To do: Search the entries for the word "Mazraoui" and report each line that has it.

Items from an interface collection:
····················
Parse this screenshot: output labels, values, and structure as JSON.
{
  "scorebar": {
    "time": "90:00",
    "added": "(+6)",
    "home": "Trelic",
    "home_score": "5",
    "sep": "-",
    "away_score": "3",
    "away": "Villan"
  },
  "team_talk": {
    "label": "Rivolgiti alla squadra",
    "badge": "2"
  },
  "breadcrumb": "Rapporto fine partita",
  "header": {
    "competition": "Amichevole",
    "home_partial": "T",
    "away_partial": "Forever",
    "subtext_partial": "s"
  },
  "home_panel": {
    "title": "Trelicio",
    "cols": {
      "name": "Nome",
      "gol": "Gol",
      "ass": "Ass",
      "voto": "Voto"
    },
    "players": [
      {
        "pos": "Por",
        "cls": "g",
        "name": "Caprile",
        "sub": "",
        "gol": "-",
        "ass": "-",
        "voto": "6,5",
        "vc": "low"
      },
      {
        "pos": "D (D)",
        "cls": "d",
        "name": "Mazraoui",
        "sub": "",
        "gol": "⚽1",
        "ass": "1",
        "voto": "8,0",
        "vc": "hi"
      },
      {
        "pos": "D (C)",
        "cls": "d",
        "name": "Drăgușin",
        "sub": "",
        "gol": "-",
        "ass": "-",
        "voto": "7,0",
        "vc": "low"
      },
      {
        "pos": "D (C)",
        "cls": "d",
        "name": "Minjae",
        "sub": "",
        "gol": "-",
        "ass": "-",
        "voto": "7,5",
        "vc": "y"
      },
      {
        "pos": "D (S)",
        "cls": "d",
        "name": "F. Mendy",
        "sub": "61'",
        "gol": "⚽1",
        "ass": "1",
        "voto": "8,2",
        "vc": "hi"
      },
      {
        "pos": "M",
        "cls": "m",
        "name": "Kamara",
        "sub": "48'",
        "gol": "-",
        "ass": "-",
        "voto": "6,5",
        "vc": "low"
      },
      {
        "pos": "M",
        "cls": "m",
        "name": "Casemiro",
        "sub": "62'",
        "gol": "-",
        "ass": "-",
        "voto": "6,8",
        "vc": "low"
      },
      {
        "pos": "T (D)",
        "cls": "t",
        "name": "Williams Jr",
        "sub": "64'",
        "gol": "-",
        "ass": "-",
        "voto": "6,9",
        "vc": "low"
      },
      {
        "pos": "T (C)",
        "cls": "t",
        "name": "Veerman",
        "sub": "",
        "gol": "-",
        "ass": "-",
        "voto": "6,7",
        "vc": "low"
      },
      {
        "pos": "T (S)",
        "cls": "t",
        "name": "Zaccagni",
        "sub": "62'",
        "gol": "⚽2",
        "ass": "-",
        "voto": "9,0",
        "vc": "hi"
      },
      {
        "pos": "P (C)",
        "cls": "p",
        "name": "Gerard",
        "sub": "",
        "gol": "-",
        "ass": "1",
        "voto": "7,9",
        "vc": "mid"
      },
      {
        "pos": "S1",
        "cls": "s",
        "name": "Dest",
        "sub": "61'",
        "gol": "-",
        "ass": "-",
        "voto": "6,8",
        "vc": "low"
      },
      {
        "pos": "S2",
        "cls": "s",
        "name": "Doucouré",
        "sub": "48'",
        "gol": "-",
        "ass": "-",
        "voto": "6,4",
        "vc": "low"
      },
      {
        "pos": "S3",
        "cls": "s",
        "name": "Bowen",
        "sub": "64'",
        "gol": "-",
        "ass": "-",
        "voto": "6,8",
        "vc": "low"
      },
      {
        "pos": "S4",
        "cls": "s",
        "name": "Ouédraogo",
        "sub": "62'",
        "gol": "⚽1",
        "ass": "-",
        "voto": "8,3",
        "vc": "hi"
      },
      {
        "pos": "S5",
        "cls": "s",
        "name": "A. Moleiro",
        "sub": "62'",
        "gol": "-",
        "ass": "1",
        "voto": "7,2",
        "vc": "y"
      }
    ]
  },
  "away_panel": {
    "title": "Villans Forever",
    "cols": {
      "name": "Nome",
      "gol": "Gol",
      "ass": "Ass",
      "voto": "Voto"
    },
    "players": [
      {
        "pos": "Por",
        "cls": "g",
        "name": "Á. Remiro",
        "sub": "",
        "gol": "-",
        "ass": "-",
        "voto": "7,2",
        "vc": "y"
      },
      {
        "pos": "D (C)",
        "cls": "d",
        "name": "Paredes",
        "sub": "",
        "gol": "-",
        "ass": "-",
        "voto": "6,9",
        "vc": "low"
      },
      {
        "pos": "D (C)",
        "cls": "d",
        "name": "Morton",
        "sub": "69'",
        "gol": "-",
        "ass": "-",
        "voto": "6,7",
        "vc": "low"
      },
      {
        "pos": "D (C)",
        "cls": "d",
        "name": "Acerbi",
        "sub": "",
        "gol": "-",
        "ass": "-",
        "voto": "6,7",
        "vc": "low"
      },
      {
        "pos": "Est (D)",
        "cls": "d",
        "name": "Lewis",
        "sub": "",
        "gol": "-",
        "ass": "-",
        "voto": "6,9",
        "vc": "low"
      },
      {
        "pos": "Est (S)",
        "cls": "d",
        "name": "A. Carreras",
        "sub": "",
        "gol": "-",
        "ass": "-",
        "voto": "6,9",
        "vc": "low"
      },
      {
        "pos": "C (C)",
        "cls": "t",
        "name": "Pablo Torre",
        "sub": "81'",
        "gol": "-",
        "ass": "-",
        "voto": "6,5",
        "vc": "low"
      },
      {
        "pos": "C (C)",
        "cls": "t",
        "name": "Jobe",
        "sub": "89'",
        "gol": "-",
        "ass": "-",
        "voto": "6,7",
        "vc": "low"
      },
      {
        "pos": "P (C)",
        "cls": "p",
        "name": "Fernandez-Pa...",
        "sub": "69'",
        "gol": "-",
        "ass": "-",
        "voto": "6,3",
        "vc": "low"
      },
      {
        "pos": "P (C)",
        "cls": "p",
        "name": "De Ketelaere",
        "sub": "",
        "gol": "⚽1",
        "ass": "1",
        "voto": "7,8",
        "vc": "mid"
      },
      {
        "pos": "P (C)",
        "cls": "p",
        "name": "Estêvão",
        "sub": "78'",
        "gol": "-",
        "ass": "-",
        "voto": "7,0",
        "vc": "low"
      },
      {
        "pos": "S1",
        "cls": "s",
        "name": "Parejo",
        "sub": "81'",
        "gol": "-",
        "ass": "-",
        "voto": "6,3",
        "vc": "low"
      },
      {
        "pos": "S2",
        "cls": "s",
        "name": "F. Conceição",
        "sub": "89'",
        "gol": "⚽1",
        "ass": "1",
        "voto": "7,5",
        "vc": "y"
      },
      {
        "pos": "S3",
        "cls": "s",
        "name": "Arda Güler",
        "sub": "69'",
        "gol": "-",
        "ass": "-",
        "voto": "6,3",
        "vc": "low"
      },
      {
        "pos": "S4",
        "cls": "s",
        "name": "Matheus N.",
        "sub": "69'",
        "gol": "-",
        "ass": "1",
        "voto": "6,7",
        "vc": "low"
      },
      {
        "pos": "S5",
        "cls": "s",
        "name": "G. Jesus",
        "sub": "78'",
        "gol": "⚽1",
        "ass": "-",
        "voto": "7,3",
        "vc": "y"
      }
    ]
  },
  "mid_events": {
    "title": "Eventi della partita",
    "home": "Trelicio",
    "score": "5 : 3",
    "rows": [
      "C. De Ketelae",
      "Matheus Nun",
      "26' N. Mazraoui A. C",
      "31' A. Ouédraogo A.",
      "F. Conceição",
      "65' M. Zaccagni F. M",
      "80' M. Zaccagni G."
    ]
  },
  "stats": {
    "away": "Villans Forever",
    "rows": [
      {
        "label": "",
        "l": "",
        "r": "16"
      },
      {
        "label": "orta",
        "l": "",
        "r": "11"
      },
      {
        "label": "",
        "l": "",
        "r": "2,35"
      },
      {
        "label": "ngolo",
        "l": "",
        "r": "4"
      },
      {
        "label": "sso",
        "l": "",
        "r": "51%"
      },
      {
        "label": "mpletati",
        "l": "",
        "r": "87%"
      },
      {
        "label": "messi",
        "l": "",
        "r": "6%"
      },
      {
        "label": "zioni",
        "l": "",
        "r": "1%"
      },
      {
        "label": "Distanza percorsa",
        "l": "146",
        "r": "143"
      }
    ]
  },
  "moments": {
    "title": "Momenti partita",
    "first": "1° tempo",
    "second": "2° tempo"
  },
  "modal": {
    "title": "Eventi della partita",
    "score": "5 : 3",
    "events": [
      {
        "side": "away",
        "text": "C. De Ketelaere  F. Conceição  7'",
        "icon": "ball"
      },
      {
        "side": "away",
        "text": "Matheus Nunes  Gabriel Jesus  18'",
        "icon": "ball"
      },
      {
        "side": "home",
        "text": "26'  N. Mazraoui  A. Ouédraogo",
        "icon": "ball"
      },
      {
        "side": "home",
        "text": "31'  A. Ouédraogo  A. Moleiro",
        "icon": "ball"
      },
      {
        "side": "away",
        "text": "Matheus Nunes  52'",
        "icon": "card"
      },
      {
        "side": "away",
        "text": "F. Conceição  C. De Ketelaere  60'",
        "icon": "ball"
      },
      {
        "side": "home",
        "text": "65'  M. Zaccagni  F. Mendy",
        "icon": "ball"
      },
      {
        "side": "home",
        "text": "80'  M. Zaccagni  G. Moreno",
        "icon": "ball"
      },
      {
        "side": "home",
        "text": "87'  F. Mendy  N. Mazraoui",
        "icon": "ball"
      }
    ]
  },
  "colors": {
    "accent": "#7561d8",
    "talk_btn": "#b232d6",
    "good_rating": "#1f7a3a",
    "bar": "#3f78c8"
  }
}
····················
Task answer:
        "name": "Mazraoui",
      "26' N. Mazraoui A. C",
        "text": "26'  N. Mazraoui  A. Ouédraogo",
        "text": "87'  F. Mendy  N. Mazraoui",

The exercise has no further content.